AIM OF THE EXERCISE:
Could you tally the lines of the entries that carry the string "header"? Reply with the number and nothing more.

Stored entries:
□ □ □ □
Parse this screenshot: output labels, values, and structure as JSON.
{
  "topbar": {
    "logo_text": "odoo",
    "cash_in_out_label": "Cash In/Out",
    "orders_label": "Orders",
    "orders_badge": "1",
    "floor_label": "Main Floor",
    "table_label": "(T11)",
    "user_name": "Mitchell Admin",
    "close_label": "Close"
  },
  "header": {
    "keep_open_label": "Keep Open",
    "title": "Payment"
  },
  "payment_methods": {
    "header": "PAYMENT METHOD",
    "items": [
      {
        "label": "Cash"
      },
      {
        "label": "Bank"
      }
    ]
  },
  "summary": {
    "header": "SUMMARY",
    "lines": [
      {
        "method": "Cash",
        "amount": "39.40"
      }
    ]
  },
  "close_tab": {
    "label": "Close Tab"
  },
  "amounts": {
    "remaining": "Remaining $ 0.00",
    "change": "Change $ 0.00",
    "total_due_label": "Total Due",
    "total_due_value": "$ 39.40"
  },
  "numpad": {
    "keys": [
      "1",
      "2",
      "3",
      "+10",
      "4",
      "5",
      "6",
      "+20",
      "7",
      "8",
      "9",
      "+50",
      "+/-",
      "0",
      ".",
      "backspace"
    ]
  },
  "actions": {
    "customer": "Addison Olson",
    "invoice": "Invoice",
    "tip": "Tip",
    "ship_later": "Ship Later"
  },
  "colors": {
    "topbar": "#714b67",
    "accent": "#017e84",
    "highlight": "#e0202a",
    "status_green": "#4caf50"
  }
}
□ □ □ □
ANSWER FOR THE TASK:
3